### [SUPPLIED MATERIAL]
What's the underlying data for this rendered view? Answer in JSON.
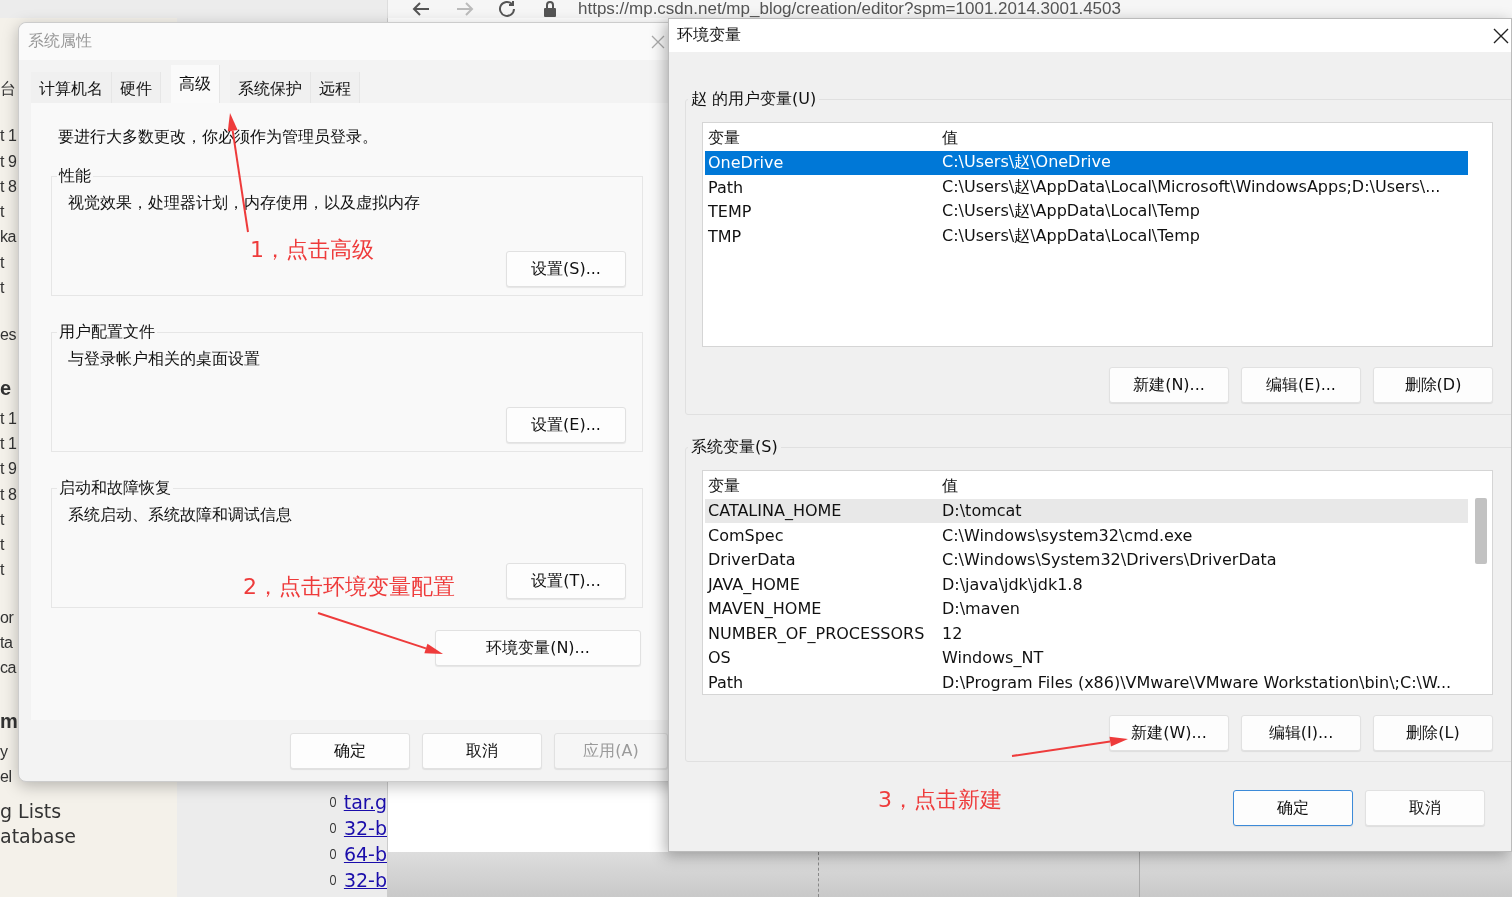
{
  "browser": {
    "url": "https://mp.csdn.net/mp_blog/creation/editor?spm=1001.2014.3001.4503",
    "left_fragments": [
      [
        {
          "text": "台",
          "kind": "text"
        }
      ],
      [
        {
          "text": "t 1",
          "kind": "text"
        },
        {
          "text": "t 9",
          "kind": "text"
        },
        {
          "text": "t 8",
          "kind": "text"
        },
        {
          "text": "t",
          "kind": "text"
        },
        {
          "text": "ka",
          "kind": "text"
        },
        {
          "text": "t",
          "kind": "text"
        },
        {
          "text": "t",
          "kind": "text"
        }
      ],
      [
        {
          "text": "es",
          "kind": "text"
        }
      ],
      [
        {
          "text": "e",
          "kind": "heading"
        },
        {
          "text": "t 1",
          "kind": "text"
        },
        {
          "text": "t 1",
          "kind": "text"
        },
        {
          "text": "t 9",
          "kind": "text"
        },
        {
          "text": "t 8",
          "kind": "text"
        },
        {
          "text": "t",
          "kind": "text"
        },
        {
          "text": "t",
          "kind": "text"
        },
        {
          "text": "t",
          "kind": "text"
        }
      ],
      [
        {
          "text": "or",
          "kind": "text"
        },
        {
          "text": "ta",
          "kind": "text"
        },
        {
          "text": "ca",
          "kind": "text"
        }
      ],
      [
        {
          "text": "m",
          "kind": "heading"
        },
        {
          "text": "y",
          "kind": "text"
        },
        {
          "text": "el",
          "kind": "text"
        }
      ]
    ],
    "bottom_left": [
      "g Lists",
      "atabase"
    ],
    "links": [
      "tar.g",
      "32-b",
      "64-b",
      "32-b"
    ]
  },
  "system_properties": {
    "title": "系统属性",
    "tabs": [
      {
        "label": "计算机名",
        "selected": false
      },
      {
        "label": "硬件",
        "selected": false
      },
      {
        "label": "高级",
        "selected": true
      },
      {
        "label": "系统保护",
        "selected": false
      },
      {
        "label": "远程",
        "selected": false
      }
    ],
    "notice": "要进行大多数更改，你必须作为管理员登录。",
    "groups": [
      {
        "title": "性能",
        "description": "视觉效果，处理器计划，内存使用，以及虚拟内存",
        "button": "设置(S)..."
      },
      {
        "title": "用户配置文件",
        "description": "与登录帐户相关的桌面设置",
        "button": "设置(E)..."
      },
      {
        "title": "启动和故障恢复",
        "description": "系统启动、系统故障和调试信息",
        "button": "设置(T)..."
      }
    ],
    "env_button": "环境变量(N)...",
    "buttons": [
      {
        "label": "确定",
        "disabled": false
      },
      {
        "label": "取消",
        "disabled": false
      },
      {
        "label": "应用(A)",
        "disabled": true
      }
    ]
  },
  "environment_variables": {
    "title": "环境变量",
    "user_vars": {
      "title": "赵 的用户变量(U)",
      "columns": [
        "变量",
        "值"
      ],
      "rows": [
        {
          "name": "OneDrive",
          "value": "C:\\Users\\赵\\OneDrive",
          "selected": true,
          "hovered": false
        },
        {
          "name": "Path",
          "value": "C:\\Users\\赵\\AppData\\Local\\Microsoft\\WindowsApps;D:\\Users\\...",
          "selected": false,
          "hovered": false
        },
        {
          "name": "TEMP",
          "value": "C:\\Users\\赵\\AppData\\Local\\Temp",
          "selected": false,
          "hovered": false
        },
        {
          "name": "TMP",
          "value": "C:\\Users\\赵\\AppData\\Local\\Temp",
          "selected": false,
          "hovered": false
        }
      ],
      "scrollbar": false,
      "buttons": [
        "新建(N)...",
        "编辑(E)...",
        "删除(D)"
      ]
    },
    "system_vars": {
      "title": "系统变量(S)",
      "columns": [
        "变量",
        "值"
      ],
      "rows": [
        {
          "name": "CATALINA_HOME",
          "value": "D:\\tomcat",
          "selected": false,
          "hovered": true
        },
        {
          "name": "ComSpec",
          "value": "C:\\Windows\\system32\\cmd.exe",
          "selected": false,
          "hovered": false
        },
        {
          "name": "DriverData",
          "value": "C:\\Windows\\System32\\Drivers\\DriverData",
          "selected": false,
          "hovered": false
        },
        {
          "name": "JAVA_HOME",
          "value": "D:\\java\\jdk\\jdk1.8",
          "selected": false,
          "hovered": false
        },
        {
          "name": "MAVEN_HOME",
          "value": "D:\\maven",
          "selected": false,
          "hovered": false
        },
        {
          "name": "NUMBER_OF_PROCESSORS",
          "value": "12",
          "selected": false,
          "hovered": false
        },
        {
          "name": "OS",
          "value": "Windows_NT",
          "selected": false,
          "hovered": false
        },
        {
          "name": "Path",
          "value": "D:\\Program Files (x86)\\VMware\\VMware Workstation\\bin\\;C:\\W...",
          "selected": false,
          "hovered": false
        }
      ],
      "scrollbar": true,
      "buttons": [
        "新建(W)...",
        "编辑(I)...",
        "删除(L)"
      ]
    },
    "buttons": [
      {
        "label": "确定",
        "default": true
      },
      {
        "label": "取消",
        "default": false
      }
    ]
  },
  "annotations": [
    {
      "text": "1，点击高级"
    },
    {
      "text": "2，点击环境变量配置"
    },
    {
      "text": "3，点击新建"
    }
  ]
}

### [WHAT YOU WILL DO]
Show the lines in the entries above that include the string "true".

### [FINAL ANSWER]
        "selected": true
        "disabled": true
          "selected": true,
          "hovered": true
      "scrollbar": true,
        "default": true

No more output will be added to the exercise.